=== Record set ===

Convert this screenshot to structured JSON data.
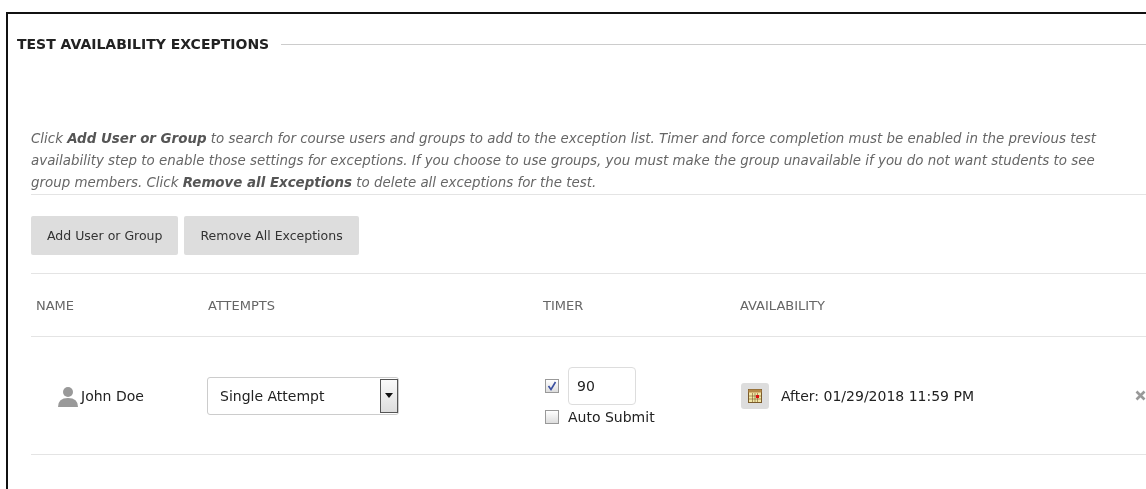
{
  "section": {
    "title": "TEST AVAILABILITY EXCEPTIONS"
  },
  "instructions": "Click **Add User or Group** to search for course users and groups to add to the exception list. Timer and force completion must be enabled in the previous test availability step to enable those settings for exceptions. If you choose to use groups, you must make the group unavailable if you do not want students to see group members. Click **Remove all Exceptions** to delete all exceptions for the test.",
  "buttons": [
    "Add User or Group",
    "Remove All Exceptions"
  ],
  "table": {
    "columns": [
      "NAME",
      "ATTEMPTS",
      "TIMER",
      "AVAILABILITY"
    ],
    "rows": [
      {
        "name": "John Doe",
        "attempts": "Single Attempt",
        "timer_enabled": true,
        "timer_value": "90",
        "auto_submit_label": "Auto Submit",
        "auto_submit": false,
        "availability": "After: 01/29/2018 11:59 PM"
      }
    ]
  }
}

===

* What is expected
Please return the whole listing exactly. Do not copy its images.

* Final answer
Convert this screenshot to structured JSON data.
{
  "section": {
    "title": "TEST AVAILABILITY EXCEPTIONS"
  },
  "instructions": "Click **Add User or Group** to search for course users and groups to add to the exception list. Timer and force completion must be enabled in the previous test availability step to enable those settings for exceptions. If you choose to use groups, you must make the group unavailable if you do not want students to see group members. Click **Remove all Exceptions** to delete all exceptions for the test.",
  "buttons": [
    "Add User or Group",
    "Remove All Exceptions"
  ],
  "table": {
    "columns": [
      "NAME",
      "ATTEMPTS",
      "TIMER",
      "AVAILABILITY"
    ],
    "rows": [
      {
        "name": "John Doe",
        "attempts": "Single Attempt",
        "timer_enabled": true,
        "timer_value": "90",
        "auto_submit_label": "Auto Submit",
        "auto_submit": false,
        "availability": "After: 01/29/2018 11:59 PM"
      }
    ]
  }
}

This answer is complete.